During his visit, Roughead met Defence Minister Pranab Mukherjee and the Indian Navy chief, Admiral Arun Prakash, to discuss greater interaction between the two navies.

"We will continue to advance our relationship. I believe we can do good things for our navies," he said, pointing out that the Indian Navy had been invited to depute observers for two major exercises - Valiant Shield and Rimpac - to be held in the Pacific later this year.

"We have also invited India to post a liaison officer at the Pacific Command headquarters (at Honolulu) and are awaiting a response on this," Roughead said.

The US admiral responded positively when asked whether the two navies had reached a stage of coordination.

"We enjoy a rather unique position in that we can come together at short notice (as happened in the wake of the December 26, 2004, killer tsunami)," he pointed out.

This was also reflected in the impromptu exercise conducted by the INS Viraat and USS Ronald Reagan aircraft carriers of the two navies off the Sri Lankan coast earlier this year.

"It wasn't planned. Ronald Reagan was transiting the area. Viraat was in the region. We got together for a quick exercise," the admiral said.

"As I often say - practice, practice, practice. Through exchange of methods, we will devise procedures that we both will benefit from," said Roughead, who spent two-and-a-half years of his childhood in Mumbai where his father, an executive with a US oil company, was posted.

"I was there from two-and-a-half to five. I was very young.
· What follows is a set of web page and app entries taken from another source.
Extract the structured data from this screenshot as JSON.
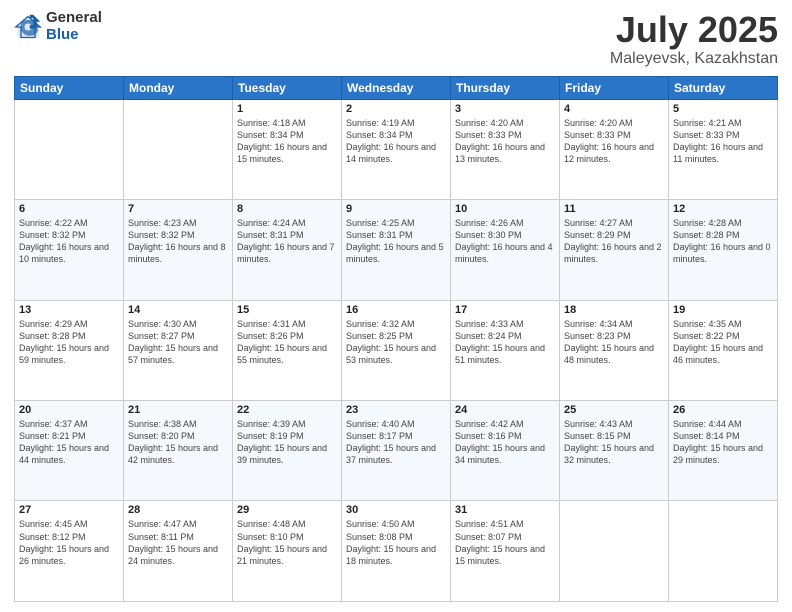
{
  "logo": {
    "general": "General",
    "blue": "Blue"
  },
  "title": {
    "month": "July 2025",
    "location": "Maleyevsk, Kazakhstan"
  },
  "weekdays": [
    "Sunday",
    "Monday",
    "Tuesday",
    "Wednesday",
    "Thursday",
    "Friday",
    "Saturday"
  ],
  "weeks": [
    [
      {
        "day": "",
        "sunrise": "",
        "sunset": "",
        "daylight": ""
      },
      {
        "day": "",
        "sunrise": "",
        "sunset": "",
        "daylight": ""
      },
      {
        "day": "1",
        "sunrise": "Sunrise: 4:18 AM",
        "sunset": "Sunset: 8:34 PM",
        "daylight": "Daylight: 16 hours and 15 minutes."
      },
      {
        "day": "2",
        "sunrise": "Sunrise: 4:19 AM",
        "sunset": "Sunset: 8:34 PM",
        "daylight": "Daylight: 16 hours and 14 minutes."
      },
      {
        "day": "3",
        "sunrise": "Sunrise: 4:20 AM",
        "sunset": "Sunset: 8:33 PM",
        "daylight": "Daylight: 16 hours and 13 minutes."
      },
      {
        "day": "4",
        "sunrise": "Sunrise: 4:20 AM",
        "sunset": "Sunset: 8:33 PM",
        "daylight": "Daylight: 16 hours and 12 minutes."
      },
      {
        "day": "5",
        "sunrise": "Sunrise: 4:21 AM",
        "sunset": "Sunset: 8:33 PM",
        "daylight": "Daylight: 16 hours and 11 minutes."
      }
    ],
    [
      {
        "day": "6",
        "sunrise": "Sunrise: 4:22 AM",
        "sunset": "Sunset: 8:32 PM",
        "daylight": "Daylight: 16 hours and 10 minutes."
      },
      {
        "day": "7",
        "sunrise": "Sunrise: 4:23 AM",
        "sunset": "Sunset: 8:32 PM",
        "daylight": "Daylight: 16 hours and 8 minutes."
      },
      {
        "day": "8",
        "sunrise": "Sunrise: 4:24 AM",
        "sunset": "Sunset: 8:31 PM",
        "daylight": "Daylight: 16 hours and 7 minutes."
      },
      {
        "day": "9",
        "sunrise": "Sunrise: 4:25 AM",
        "sunset": "Sunset: 8:31 PM",
        "daylight": "Daylight: 16 hours and 5 minutes."
      },
      {
        "day": "10",
        "sunrise": "Sunrise: 4:26 AM",
        "sunset": "Sunset: 8:30 PM",
        "daylight": "Daylight: 16 hours and 4 minutes."
      },
      {
        "day": "11",
        "sunrise": "Sunrise: 4:27 AM",
        "sunset": "Sunset: 8:29 PM",
        "daylight": "Daylight: 16 hours and 2 minutes."
      },
      {
        "day": "12",
        "sunrise": "Sunrise: 4:28 AM",
        "sunset": "Sunset: 8:28 PM",
        "daylight": "Daylight: 16 hours and 0 minutes."
      }
    ],
    [
      {
        "day": "13",
        "sunrise": "Sunrise: 4:29 AM",
        "sunset": "Sunset: 8:28 PM",
        "daylight": "Daylight: 15 hours and 59 minutes."
      },
      {
        "day": "14",
        "sunrise": "Sunrise: 4:30 AM",
        "sunset": "Sunset: 8:27 PM",
        "daylight": "Daylight: 15 hours and 57 minutes."
      },
      {
        "day": "15",
        "sunrise": "Sunrise: 4:31 AM",
        "sunset": "Sunset: 8:26 PM",
        "daylight": "Daylight: 15 hours and 55 minutes."
      },
      {
        "day": "16",
        "sunrise": "Sunrise: 4:32 AM",
        "sunset": "Sunset: 8:25 PM",
        "daylight": "Daylight: 15 hours and 53 minutes."
      },
      {
        "day": "17",
        "sunrise": "Sunrise: 4:33 AM",
        "sunset": "Sunset: 8:24 PM",
        "daylight": "Daylight: 15 hours and 51 minutes."
      },
      {
        "day": "18",
        "sunrise": "Sunrise: 4:34 AM",
        "sunset": "Sunset: 8:23 PM",
        "daylight": "Daylight: 15 hours and 48 minutes."
      },
      {
        "day": "19",
        "sunrise": "Sunrise: 4:35 AM",
        "sunset": "Sunset: 8:22 PM",
        "daylight": "Daylight: 15 hours and 46 minutes."
      }
    ],
    [
      {
        "day": "20",
        "sunrise": "Sunrise: 4:37 AM",
        "sunset": "Sunset: 8:21 PM",
        "daylight": "Daylight: 15 hours and 44 minutes."
      },
      {
        "day": "21",
        "sunrise": "Sunrise: 4:38 AM",
        "sunset": "Sunset: 8:20 PM",
        "daylight": "Daylight: 15 hours and 42 minutes."
      },
      {
        "day": "22",
        "sunrise": "Sunrise: 4:39 AM",
        "sunset": "Sunset: 8:19 PM",
        "daylight": "Daylight: 15 hours and 39 minutes."
      },
      {
        "day": "23",
        "sunrise": "Sunrise: 4:40 AM",
        "sunset": "Sunset: 8:17 PM",
        "daylight": "Daylight: 15 hours and 37 minutes."
      },
      {
        "day": "24",
        "sunrise": "Sunrise: 4:42 AM",
        "sunset": "Sunset: 8:16 PM",
        "daylight": "Daylight: 15 hours and 34 minutes."
      },
      {
        "day": "25",
        "sunrise": "Sunrise: 4:43 AM",
        "sunset": "Sunset: 8:15 PM",
        "daylight": "Daylight: 15 hours and 32 minutes."
      },
      {
        "day": "26",
        "sunrise": "Sunrise: 4:44 AM",
        "sunset": "Sunset: 8:14 PM",
        "daylight": "Daylight: 15 hours and 29 minutes."
      }
    ],
    [
      {
        "day": "27",
        "sunrise": "Sunrise: 4:45 AM",
        "sunset": "Sunset: 8:12 PM",
        "daylight": "Daylight: 15 hours and 26 minutes."
      },
      {
        "day": "28",
        "sunrise": "Sunrise: 4:47 AM",
        "sunset": "Sunset: 8:11 PM",
        "daylight": "Daylight: 15 hours and 24 minutes."
      },
      {
        "day": "29",
        "sunrise": "Sunrise: 4:48 AM",
        "sunset": "Sunset: 8:10 PM",
        "daylight": "Daylight: 15 hours and 21 minutes."
      },
      {
        "day": "30",
        "sunrise": "Sunrise: 4:50 AM",
        "sunset": "Sunset: 8:08 PM",
        "daylight": "Daylight: 15 hours and 18 minutes."
      },
      {
        "day": "31",
        "sunrise": "Sunrise: 4:51 AM",
        "sunset": "Sunset: 8:07 PM",
        "daylight": "Daylight: 15 hours and 15 minutes."
      },
      {
        "day": "",
        "sunrise": "",
        "sunset": "",
        "daylight": ""
      },
      {
        "day": "",
        "sunrise": "",
        "sunset": "",
        "daylight": ""
      }
    ]
  ]
}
All I remember is that the house we lived in seemed huge. I was very much taken in by the vastness and the beauty of the surroundings," he said.